Wayne “Dr. B” Benenson, Ph.D.
Mindfulness is a superpower where you intentionally focus your attention instead of having it tossed about by racing thoughts or runaway emotions. It also allows you to choose your mindset and shift how you relate to an experience with more calmness and kindness.
Through repeated practice, your brain gets rewired to be more responsive rather than reactive to the stressors in your life. Scientists call this neuroplasticity, the process of tuning and pruning dendrites in your brain to make room for more learning.
The key, of course, comes through repeated practice. Meditation is that practice and mindfulness is the result. You can be the master of your own mind through mindfulness meditation.
To meditate is a paradoxical thing, It is an exercise in not doing. Your brain and nervous system are designed to react quickly – the fight, flight, freeze response – rather than to respond thoughtfully, and to hear your inner critic without getting triggered.
Mindfulness meditation can train the mind and body to notice shifts of awareness: from being on autopilot, distracted, worried about the past or future to being alert, open and tuned into the present.

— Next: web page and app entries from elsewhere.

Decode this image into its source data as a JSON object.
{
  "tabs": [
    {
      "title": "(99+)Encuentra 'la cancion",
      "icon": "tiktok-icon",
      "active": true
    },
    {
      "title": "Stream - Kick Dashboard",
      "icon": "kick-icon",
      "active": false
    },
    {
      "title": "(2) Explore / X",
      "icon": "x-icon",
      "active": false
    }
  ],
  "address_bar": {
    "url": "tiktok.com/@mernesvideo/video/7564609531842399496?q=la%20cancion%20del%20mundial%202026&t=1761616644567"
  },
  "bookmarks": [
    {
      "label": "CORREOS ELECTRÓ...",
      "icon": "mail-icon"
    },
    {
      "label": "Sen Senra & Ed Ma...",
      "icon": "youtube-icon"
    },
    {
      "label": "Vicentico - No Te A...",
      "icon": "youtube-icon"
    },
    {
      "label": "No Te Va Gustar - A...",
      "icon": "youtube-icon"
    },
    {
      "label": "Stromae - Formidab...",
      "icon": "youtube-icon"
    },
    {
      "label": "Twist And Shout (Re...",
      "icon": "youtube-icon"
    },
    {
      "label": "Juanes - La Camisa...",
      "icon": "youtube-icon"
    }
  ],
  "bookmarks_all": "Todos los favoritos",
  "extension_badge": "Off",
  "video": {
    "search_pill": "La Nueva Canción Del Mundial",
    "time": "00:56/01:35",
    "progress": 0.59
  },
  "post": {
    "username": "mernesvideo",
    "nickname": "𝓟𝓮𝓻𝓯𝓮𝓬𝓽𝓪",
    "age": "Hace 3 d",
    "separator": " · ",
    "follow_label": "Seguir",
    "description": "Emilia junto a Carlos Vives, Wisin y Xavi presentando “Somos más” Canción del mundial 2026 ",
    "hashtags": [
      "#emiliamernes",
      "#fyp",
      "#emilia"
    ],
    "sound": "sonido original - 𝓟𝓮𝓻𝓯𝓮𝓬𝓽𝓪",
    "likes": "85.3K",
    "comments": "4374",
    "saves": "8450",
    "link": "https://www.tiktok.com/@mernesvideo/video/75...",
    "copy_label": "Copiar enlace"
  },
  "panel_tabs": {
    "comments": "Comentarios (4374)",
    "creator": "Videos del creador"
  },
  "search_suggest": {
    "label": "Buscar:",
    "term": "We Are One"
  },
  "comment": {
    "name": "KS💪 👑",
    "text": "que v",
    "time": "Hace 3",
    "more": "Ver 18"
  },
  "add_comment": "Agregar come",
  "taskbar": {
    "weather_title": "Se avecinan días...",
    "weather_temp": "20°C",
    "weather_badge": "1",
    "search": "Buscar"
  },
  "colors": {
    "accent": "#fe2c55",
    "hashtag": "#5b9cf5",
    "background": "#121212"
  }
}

How? By returning, again and again, to the present moment.
Focusing and refocusing our mind and our body, again and again, brings unique challenges whether we are beginners at meditation or we’re taking our meditation to a new level or we are seasoned meditators. Note the markers in each stage that reinforce a mindset of being open, receptive, and compassionate to our unique experiences.
At the beginning
Those who practice meditation usually begin for one (or both) of two reasons: we’re in pain or experiencing difficulty, or we want to perform better. Initially, meditation can put you in touch with what’s going on in your mind.
Remember, it’s OK to be just who you are, to show up just as is; it’s OK to find some relief from the harsh critic in our head. This is called Beginner’s Mind, as if we are seeing things for the first time with openness, acceptance and curiosity. Seeing with fresh eyes can bring back a sense of wonder and invite moments of gratitude and joy to our life. Adopting a beginner’s mind – setting aside perceptions and assumptions and starting again with a clean slate, offers a fresh way forward.
The temptation at the beginning is to try too hard, to do it right or to just give up. Uh, uh. Stop striving. Simply notice how the quiet has affected the body and mind. Can we laugh at ourself over how hard it is to just be here? Another option: smile at the self-blame and come back to the breath. We can be kind to ourself. It’s no big deal.
Developing a regular meditation practice (sitting or standing or walking) presents the challenge of settling down. If beginning meditation helps us to know ourself better, then as we keep going we can spend some serious time with ourself. We might encounter boredom, emotional upheavals or long-term problems that aren’t easily solved – like the pain of a dysfunctional family member or when money is tight. Regular practice brings calm and clarity. Over time we can recognize our motivations and intentions and even smile more at our challenges. Resilience happens.
At some point, usually by accident, we realize that we have learned how to befriend that which bothers us. A self-improvement mentality shifts to a growth mindset mentality, i.e. from bringing mindfulness practice into our life to bringing our life into mindfulness practice.
Once we’ve tasted the fruits of spaciousness and equanimity in our own mind we can truly experience the groove of personal peace of mind. This puts us in a better position to become more inquisitive about others. Without even trying we listen to others in a way so they can speak from their inner life. It’s not what we say or don’t say but how present we can be with others.
Mindful meditation doesn’t try to stop thoughts or change what is out of focus. It simply means to pay attention to what’s happening in our mind. Whenever we get distracted by restless thoughts – the so called monkey mind – we just return our awareness to our primary attention (the breath or an image or a body sensation). Again and again and again.
Whenever you catch your mind wandering, redirect your attention. Here are two starter meditations:
Dr. B, aka Wayne Benenson, Ph.D., has had lots of career opportunities to be mindful: as an elementary and early childhood teacher, a college professor and a researcher on peer mediation. He currently offers mindfulness tutorials, short and sweet (20 minutes), via Zoom. For more information check out his Facebook page at or contact him here.